The fact that so many pieces of furniture are still around after hundreds of years shows how well Louisiana style and fashion have stood the test of time.
The board hopes to recover all fees paid, plus one-half, along with what could amount to hundreds of thousands in additional penalties.
Oh, the irony... or something like that.
Acadiana's nightlife guide.
Hopefully he’ll be better prepared today than he was in that Feb. 20 deposition.
They came by the hundreds, arriving from all regions of the state to gather on the steps of our Capitol in protest of the Legislature’s long tradition of giving industry the go-ahead to abuse our air, our water and our coastline, all in the name of good economics.
Gov. Bobby Jindal’s recent rhetoric against President Barack Obama has failed to boost his standing among the conservative base.
Louisiana's annual legislative session begins.
The state has hired marksmen to shoot feral hogs from helicopters at two wildlife management areas in south Louisiana.
St. Patty's Day crafts
The former star of Saturday Night Live throws in his 2 cents on the Big Oil lawsuit.
Here's your daily look at late-breaking national and international news, upcoming events and the stories that will be talked about Monday, March 10, 2014:
New menu items ready for the Lenten season
The Cane Fire Film Series screens “MaidenTrip” on Monday, March 10, at the AcA.
Acadiana's nightlife guide.
The vibe of the tribe done modern
The Louisiana Workforce Commission said Friday that initial claims rose to 2,125 from the previous week's total of 1,964. There were 2,887 initial claims during the comparable week in 2013.
The Board of Elementary and Secondary Education has stalled action on a $3.5 billion annual school funding formula due to state lawmakers by March 15.
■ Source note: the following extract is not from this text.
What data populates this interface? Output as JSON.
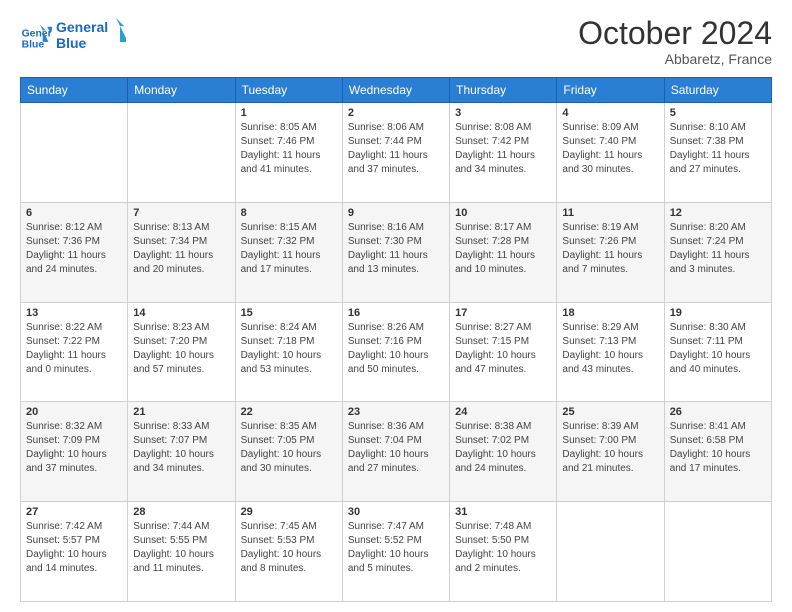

The New Orleans Saints have yet to make it official as of this writing, but popular wide receiver Lance Moore has reportedly been cut by the team to free up salary-cap space on the roster.
While two medical marijuana bills are slated for the upcoming legislative session, what some Louisianans might not know is that the plant was approved for therapeutic use by state lawmakers in 1991.
The agenda is shaping up to be lighter than in previous years. But Jindal is term-limited, with fewer than two years remaining in office, and he saw his last big initiative — a proposed rewrite of Louisiana tax law — collapse without getting a vote in 2013.
Sharper has been held without bail because of an arrest warrant issued by Louisiana authorities accusing him and another man of raping two women.
Two Lafayette men have been revealed by police as the infamous duo behind a caper that shook our fair city to its core.
She’s the daughter of the legendary Johnny Cash, but she’s been a gifted artist in her own right for three decades, and she’s coming to Lafayette.
The Lafayette Parish School Board has received a second letter of demand related to last year’s insurance debacle, this time from Key Benefit Administrators claiming it’s owed $93,000 from the school system.
Acadiana's nightlife guide.
The Louisiana coastline is vanishing faster than mappers can keep track.
A bill that would have overridden local ordinances prohibiting public and private employers from discriminating against lesbian, gay and transgender people has been pulled within less than a week of being filed.
The panel that selects nominees for a controversial New Orleans area flood control board — a board that is suing more than 90 oil, gas and pipeline companies — is set to discuss legislation affecting its independence.
State prison officials cannot keep secret the seller and manufacturer of the two drugs purchased for executions at the Louisiana State Penitentiary, a federal judge ruled Wednesday.